This guest post was written by Allyson Eamer, a scholar in sociolinguistics at the University of Ontario Institute of Technology. A version of this post was originally published on the Ethnos Project blog.
One of the world's dying languages goes extinct every 10 to 14 days. In the fight to save them from disappearing, speakers, scholars and IT specialists are collaborating to explore how digital technology can be used to revitalize a language.
Languages become vulnerable to extinction over time as their speakers gradually shift to using a language with greater political and economic power. More often than not, the shift occurs because of colonial and expansionist agendas that see indigenous peoples, cultures, and land ceded to empire builders.
Remarkably, some academics are unperturbed by what could be called “linguistic Darwinism”, or survival of the fittest language. They might argue: Isn't it easier if we all speak the same language?
I am not going to elaborate on how each language encodes a unique worldview: how the vocabulary of a language reveals the values of the people who speak it, how empirical knowledge is contained within linguistic features, and how art, self-expression, history, culture, economics and identity are inextricably linked with language. Instead I am going to proceed under the assumption that, like me, you believe that the loss of a language is tragic and that the world’s indigenous peoples have had far too much taken away from them.

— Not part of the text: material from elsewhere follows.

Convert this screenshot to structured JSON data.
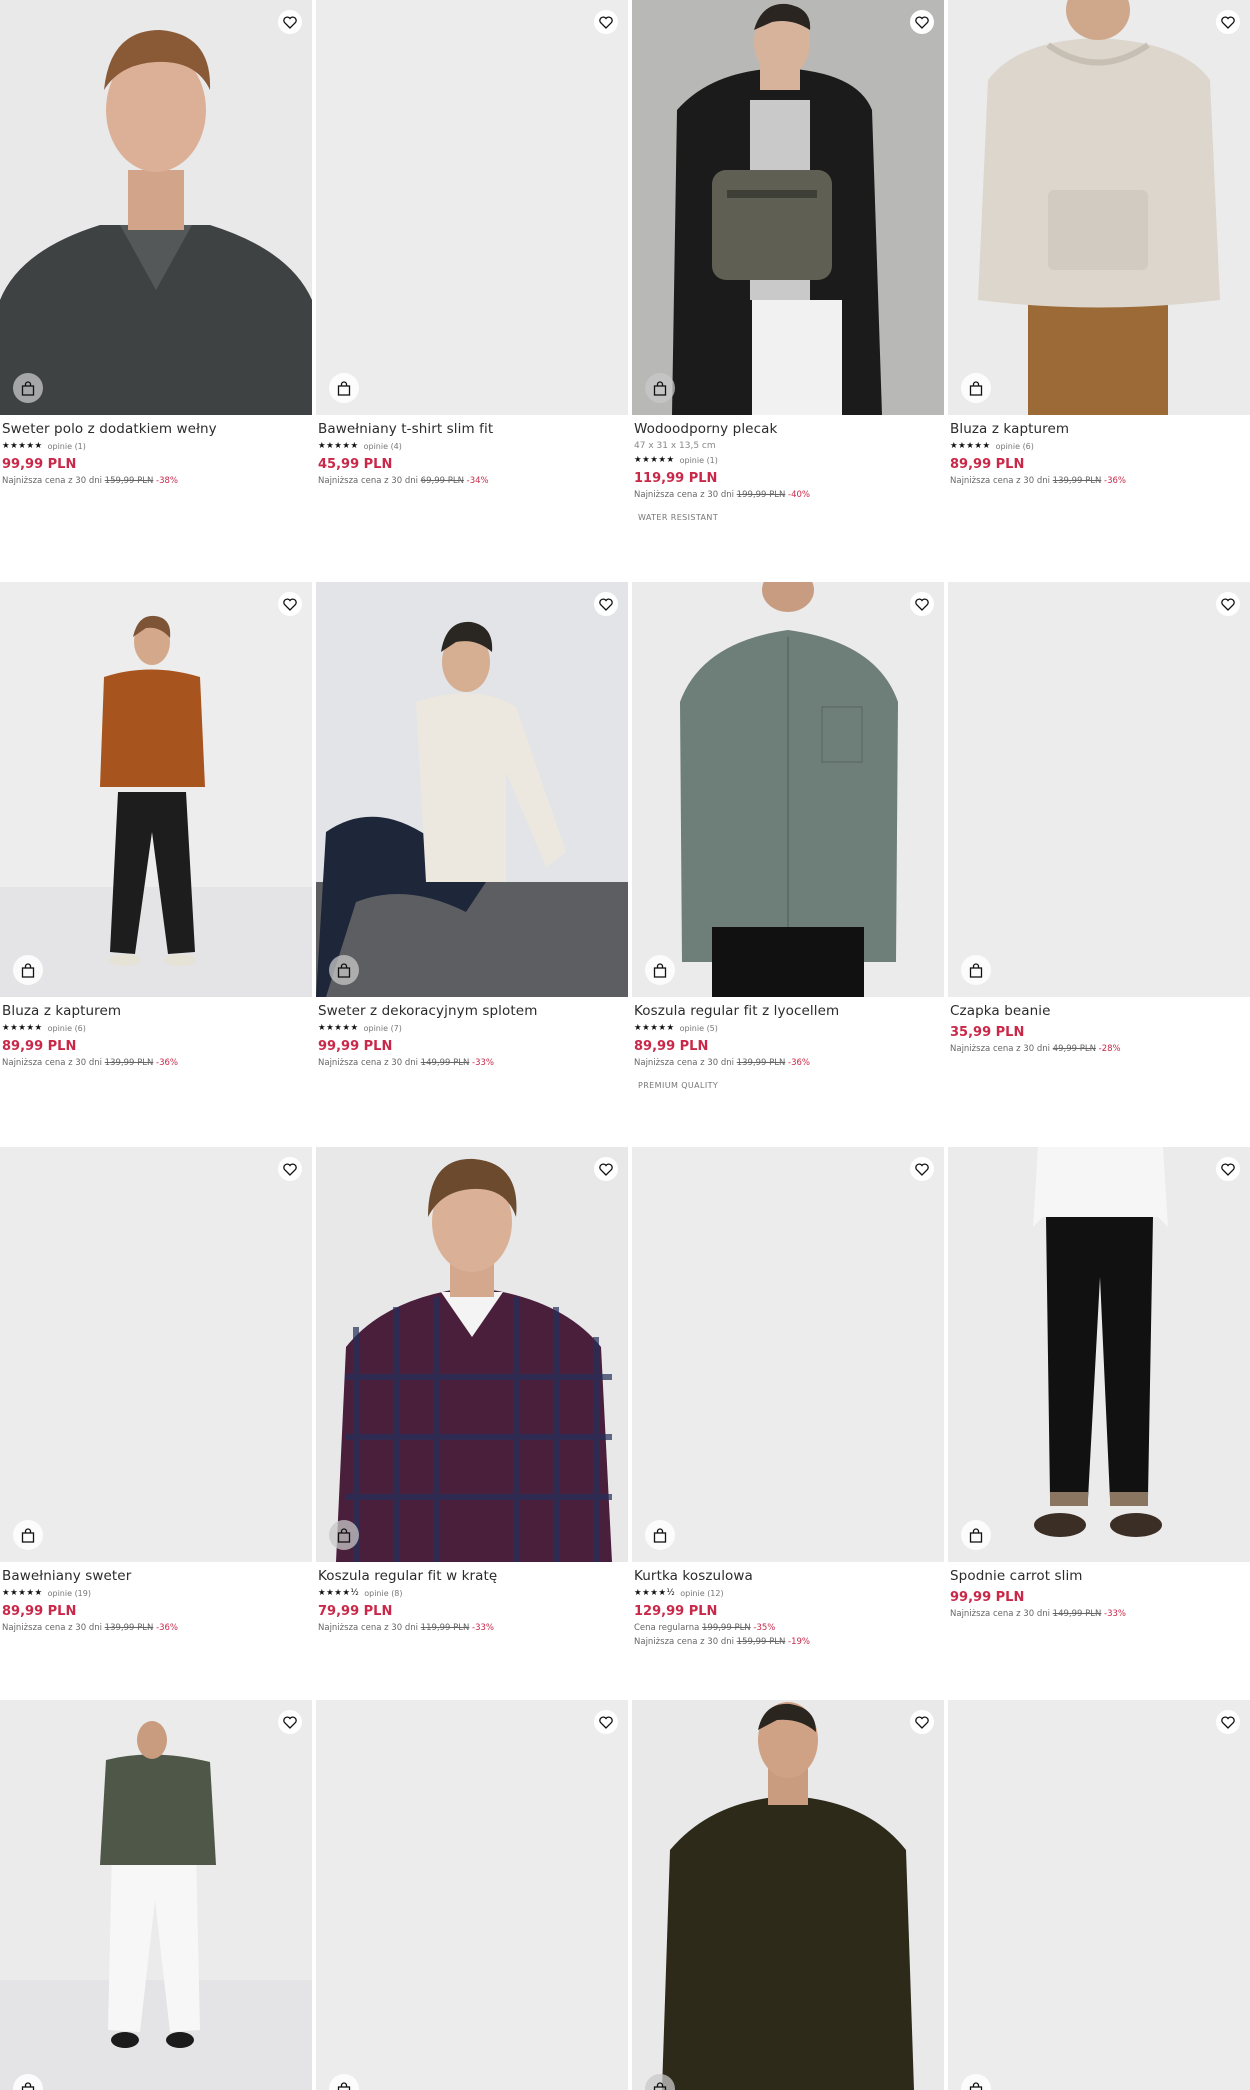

Technology can connect language teachers and content with learners across space and time. Technology can document endangered languages with voice recordings. It can produce and distribute curriculum and resources easily and quickly. It can facilitate independent learning through gaming, cloud-based downloads and apps. It can connect teachers and learners for one-way or tandem language learning.
Forward thinkers are harnessing the unprecedented power of technology to bring languages back from the brink of extinction, and in rare cases, to resurrect an extinct language.
Here is a brief overview of some of the ways that digital technology is being used in these efforts:
- The Norwegian North Sàmi language has been programmed into downloadable dictionaries.
- Gaelic bloggers are sharing tips on the use of the Irish language.
- Students of Manx, the indigenous language of Isle of Man, are using smartphone and tablet apps to improve their proficiency.
- A CD-ROM self-study course has been developed in Navajo, which is spoken in the southwestern United States.
- Learners of Cherokee, spoken in the South Central U.S., can communicate within a virtual world.
- The Ojibwe of Manitoba, Canada, are using an iPhone app to revitalize their language, as are the Winnebago in the Midwest U.S.
- Databases are being developed for oral languages in Kenya.
- Ancient stories are being recorded in the indigenous languages of Mali.
- An online language learning company is offering a course in the whistle language of Spain's Canary Islands.
Central and South America
- Ground-breaking language documentation of the Kĩsêdjê language is being done in Brazil.
- A talking dictionary of the Pipil language of El Salvador has been developed.
- Recordings of personal narratives of the Aché people in Paraguay are being made.
- Digital storytelling software now includes some of the minority languages of China.
- Lessons in the Tajik language of Uzbekistan are now available on YouTube.
- A total of 780 previously undocumented languages in India have now been mapped and archived online.
- Asynchronous online lessons are available in Inuktitut, one of the languages of the Arctic.
- Online storytelling in Chaldean, spoken in Iraq, can help speakers achieve fluency.
- Indigenous sign language from Central Australia can now be learned via online videos.
- Digital storytelling in Pacific Island languages are available online.
For more updates on technologies in use for indigenous language education, take a look at Allyson Eamer's curated content site.